→ Task to complete: Please retype the listing exactly as it appears, skipping each picture.
___ Stored data ___
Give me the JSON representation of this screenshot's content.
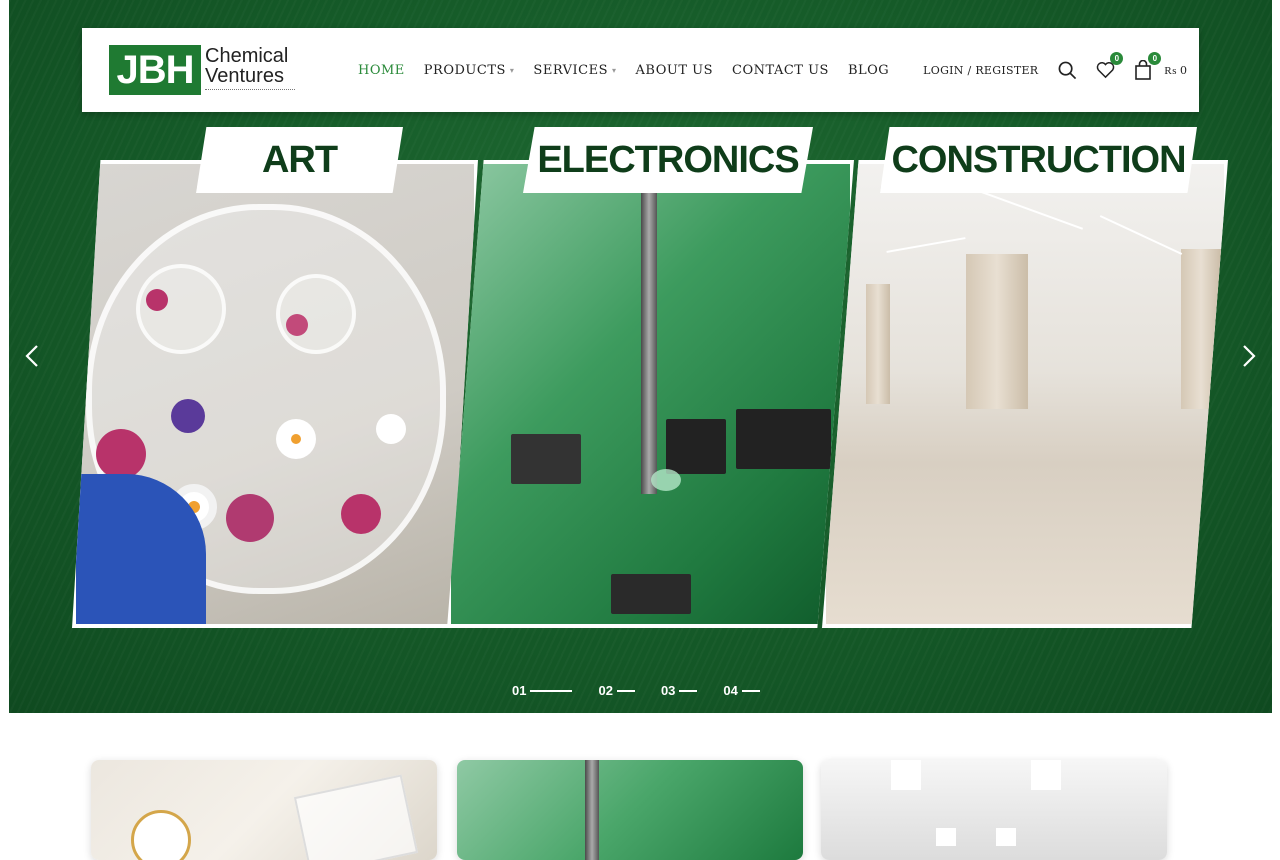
{
  "brand": {
    "logo_mark": "JBH",
    "name_line1": "Chemical",
    "name_line2": "Ventures",
    "accent_color": "#2a8a3a",
    "hero_color": "#155a28"
  },
  "nav": {
    "items": [
      {
        "label": "HOME",
        "active": true,
        "has_dropdown": false
      },
      {
        "label": "PRODUCTS",
        "active": false,
        "has_dropdown": true
      },
      {
        "label": "SERVICES",
        "active": false,
        "has_dropdown": true
      },
      {
        "label": "ABOUT US",
        "active": false,
        "has_dropdown": false
      },
      {
        "label": "CONTACT US",
        "active": false,
        "has_dropdown": false
      },
      {
        "label": "BLOG",
        "active": false,
        "has_dropdown": false
      }
    ]
  },
  "header_actions": {
    "login_label": "LOGIN / REGISTER",
    "search_icon": "search-icon",
    "wishlist_icon": "heart-icon",
    "wishlist_count": "0",
    "cart_icon": "bag-icon",
    "cart_count": "0",
    "cart_total": "₨ 0"
  },
  "hero": {
    "categories": [
      {
        "label": "ART"
      },
      {
        "label": "ELECTRONICS"
      },
      {
        "label": "CONSTRUCTION"
      }
    ],
    "prev_icon": "chevron-left-icon",
    "next_icon": "chevron-right-icon",
    "slides": [
      {
        "label": "01",
        "active": true
      },
      {
        "label": "02",
        "active": false
      },
      {
        "label": "03",
        "active": false
      },
      {
        "label": "04",
        "active": false
      }
    ]
  }
}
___
→ Response to the exercise:
Give me the JSON representation of this screenshot's content.
{
  "brand": {
    "logo_mark": "JBH",
    "name_line1": "Chemical",
    "name_line2": "Ventures",
    "accent_color": "#2a8a3a",
    "hero_color": "#155a28"
  },
  "nav": {
    "items": [
      {
        "label": "HOME",
        "active": true,
        "has_dropdown": false
      },
      {
        "label": "PRODUCTS",
        "active": false,
        "has_dropdown": true
      },
      {
        "label": "SERVICES",
        "active": false,
        "has_dropdown": true
      },
      {
        "label": "ABOUT US",
        "active": false,
        "has_dropdown": false
      },
      {
        "label": "CONTACT US",
        "active": false,
        "has_dropdown": false
      },
      {
        "label": "BLOG",
        "active": false,
        "has_dropdown": false
      }
    ]
  },
  "header_actions": {
    "login_label": "LOGIN / REGISTER",
    "search_icon": "search-icon",
    "wishlist_icon": "heart-icon",
    "wishlist_count": "0",
    "cart_icon": "bag-icon",
    "cart_count": "0",
    "cart_total": "₨ 0"
  },
  "hero": {
    "categories": [
      {
        "label": "ART"
      },
      {
        "label": "ELECTRONICS"
      },
      {
        "label": "CONSTRUCTION"
      }
    ],
    "prev_icon": "chevron-left-icon",
    "next_icon": "chevron-right-icon",
    "slides": [
      {
        "label": "01",
        "active": true
      },
      {
        "label": "02",
        "active": false
      },
      {
        "label": "03",
        "active": false
      },
      {
        "label": "04",
        "active": false
      }
    ]
  }
}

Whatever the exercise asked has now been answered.